» **What to produce**:
The answer must be every line of the records in which the string "icon" appears.

Stored data entries:
================
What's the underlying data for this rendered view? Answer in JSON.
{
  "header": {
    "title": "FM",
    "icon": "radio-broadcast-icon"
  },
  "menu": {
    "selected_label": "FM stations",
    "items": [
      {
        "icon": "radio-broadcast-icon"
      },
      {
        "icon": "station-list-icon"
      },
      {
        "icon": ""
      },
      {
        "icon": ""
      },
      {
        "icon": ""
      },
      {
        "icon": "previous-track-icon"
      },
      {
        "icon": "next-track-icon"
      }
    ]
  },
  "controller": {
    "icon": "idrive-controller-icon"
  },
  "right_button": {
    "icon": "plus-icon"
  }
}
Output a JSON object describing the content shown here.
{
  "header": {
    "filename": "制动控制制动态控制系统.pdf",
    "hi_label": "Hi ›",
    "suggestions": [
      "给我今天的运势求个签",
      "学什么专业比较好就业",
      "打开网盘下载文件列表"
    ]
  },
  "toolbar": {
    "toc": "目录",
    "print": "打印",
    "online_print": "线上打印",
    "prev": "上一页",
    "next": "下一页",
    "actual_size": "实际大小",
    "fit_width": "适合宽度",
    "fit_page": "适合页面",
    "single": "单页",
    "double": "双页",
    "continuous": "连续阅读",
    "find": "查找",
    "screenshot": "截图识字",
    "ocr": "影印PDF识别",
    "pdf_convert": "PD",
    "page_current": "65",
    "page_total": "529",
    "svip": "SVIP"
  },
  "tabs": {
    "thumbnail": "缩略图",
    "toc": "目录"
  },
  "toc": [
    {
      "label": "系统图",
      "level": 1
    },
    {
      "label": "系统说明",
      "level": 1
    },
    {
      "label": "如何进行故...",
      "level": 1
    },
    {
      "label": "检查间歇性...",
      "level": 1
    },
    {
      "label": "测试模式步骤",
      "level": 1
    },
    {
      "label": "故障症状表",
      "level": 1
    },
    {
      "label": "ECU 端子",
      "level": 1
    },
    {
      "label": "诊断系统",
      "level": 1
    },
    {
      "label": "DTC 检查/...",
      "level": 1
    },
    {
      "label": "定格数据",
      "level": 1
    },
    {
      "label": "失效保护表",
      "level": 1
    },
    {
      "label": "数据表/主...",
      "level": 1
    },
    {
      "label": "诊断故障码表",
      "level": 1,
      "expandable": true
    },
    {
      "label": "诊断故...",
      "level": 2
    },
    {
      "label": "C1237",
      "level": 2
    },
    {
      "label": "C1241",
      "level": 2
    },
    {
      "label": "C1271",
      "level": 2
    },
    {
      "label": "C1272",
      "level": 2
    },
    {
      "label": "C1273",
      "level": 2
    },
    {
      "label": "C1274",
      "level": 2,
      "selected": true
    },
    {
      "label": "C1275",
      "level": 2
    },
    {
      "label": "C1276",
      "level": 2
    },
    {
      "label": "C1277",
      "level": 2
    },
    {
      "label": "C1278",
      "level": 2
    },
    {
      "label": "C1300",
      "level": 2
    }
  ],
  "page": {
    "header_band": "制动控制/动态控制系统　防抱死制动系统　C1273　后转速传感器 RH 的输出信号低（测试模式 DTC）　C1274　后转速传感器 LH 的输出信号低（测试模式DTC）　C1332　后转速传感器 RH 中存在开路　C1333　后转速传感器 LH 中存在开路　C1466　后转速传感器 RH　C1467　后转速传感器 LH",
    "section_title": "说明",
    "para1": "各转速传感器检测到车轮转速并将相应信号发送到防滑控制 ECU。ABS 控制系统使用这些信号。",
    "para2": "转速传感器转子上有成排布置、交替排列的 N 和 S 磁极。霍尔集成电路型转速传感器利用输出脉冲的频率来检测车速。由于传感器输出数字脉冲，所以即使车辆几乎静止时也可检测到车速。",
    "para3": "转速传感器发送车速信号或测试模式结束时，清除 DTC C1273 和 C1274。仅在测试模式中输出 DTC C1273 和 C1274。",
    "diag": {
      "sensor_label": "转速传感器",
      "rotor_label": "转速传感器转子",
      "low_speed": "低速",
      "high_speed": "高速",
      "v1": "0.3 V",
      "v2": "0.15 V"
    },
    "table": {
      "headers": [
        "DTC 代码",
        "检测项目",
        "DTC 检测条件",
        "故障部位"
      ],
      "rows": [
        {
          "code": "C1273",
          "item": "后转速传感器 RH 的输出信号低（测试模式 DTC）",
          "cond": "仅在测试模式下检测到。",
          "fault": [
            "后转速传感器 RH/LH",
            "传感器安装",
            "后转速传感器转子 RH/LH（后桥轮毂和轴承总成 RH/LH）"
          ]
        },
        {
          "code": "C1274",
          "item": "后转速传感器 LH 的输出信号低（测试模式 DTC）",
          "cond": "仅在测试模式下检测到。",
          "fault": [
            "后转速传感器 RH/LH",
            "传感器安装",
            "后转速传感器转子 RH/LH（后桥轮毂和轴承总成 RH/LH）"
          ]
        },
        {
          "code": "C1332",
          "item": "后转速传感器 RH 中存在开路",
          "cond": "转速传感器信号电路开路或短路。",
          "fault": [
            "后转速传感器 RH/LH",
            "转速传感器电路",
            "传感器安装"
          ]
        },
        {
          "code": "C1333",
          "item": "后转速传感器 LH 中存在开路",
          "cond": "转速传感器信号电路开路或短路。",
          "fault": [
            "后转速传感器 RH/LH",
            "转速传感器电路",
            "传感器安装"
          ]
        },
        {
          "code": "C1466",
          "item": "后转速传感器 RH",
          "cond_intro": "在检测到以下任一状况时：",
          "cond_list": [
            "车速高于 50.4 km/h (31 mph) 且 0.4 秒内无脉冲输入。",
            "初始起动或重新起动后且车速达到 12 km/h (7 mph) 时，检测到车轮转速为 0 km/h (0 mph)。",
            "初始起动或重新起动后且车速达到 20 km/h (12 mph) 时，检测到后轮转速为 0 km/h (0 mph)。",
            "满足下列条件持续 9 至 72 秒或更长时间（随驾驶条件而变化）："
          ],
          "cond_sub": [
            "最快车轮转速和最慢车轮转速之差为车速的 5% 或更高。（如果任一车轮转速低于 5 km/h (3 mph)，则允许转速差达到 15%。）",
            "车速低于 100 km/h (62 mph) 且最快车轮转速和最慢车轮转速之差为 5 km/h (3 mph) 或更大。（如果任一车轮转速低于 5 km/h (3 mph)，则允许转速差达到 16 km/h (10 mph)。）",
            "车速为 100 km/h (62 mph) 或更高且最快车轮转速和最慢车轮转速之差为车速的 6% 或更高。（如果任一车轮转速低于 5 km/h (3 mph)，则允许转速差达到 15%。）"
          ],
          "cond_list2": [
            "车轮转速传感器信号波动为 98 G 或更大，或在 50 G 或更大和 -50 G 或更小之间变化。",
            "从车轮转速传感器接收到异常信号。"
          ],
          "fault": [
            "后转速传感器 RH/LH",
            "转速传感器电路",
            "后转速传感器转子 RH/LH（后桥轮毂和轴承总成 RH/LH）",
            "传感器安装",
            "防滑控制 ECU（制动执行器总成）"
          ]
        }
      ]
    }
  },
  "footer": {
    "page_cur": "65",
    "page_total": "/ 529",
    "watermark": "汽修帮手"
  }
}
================
» **Answer**:
    "icon": "radio-broadcast-icon"
        "icon": "radio-broadcast-icon"
        "icon": "station-list-icon"
        "icon": ""
        "icon": ""
        "icon": ""
        "icon": "previous-track-icon"
        "icon": "next-track-icon"
    "icon": "idrive-controller-icon"
    "icon": "plus-icon"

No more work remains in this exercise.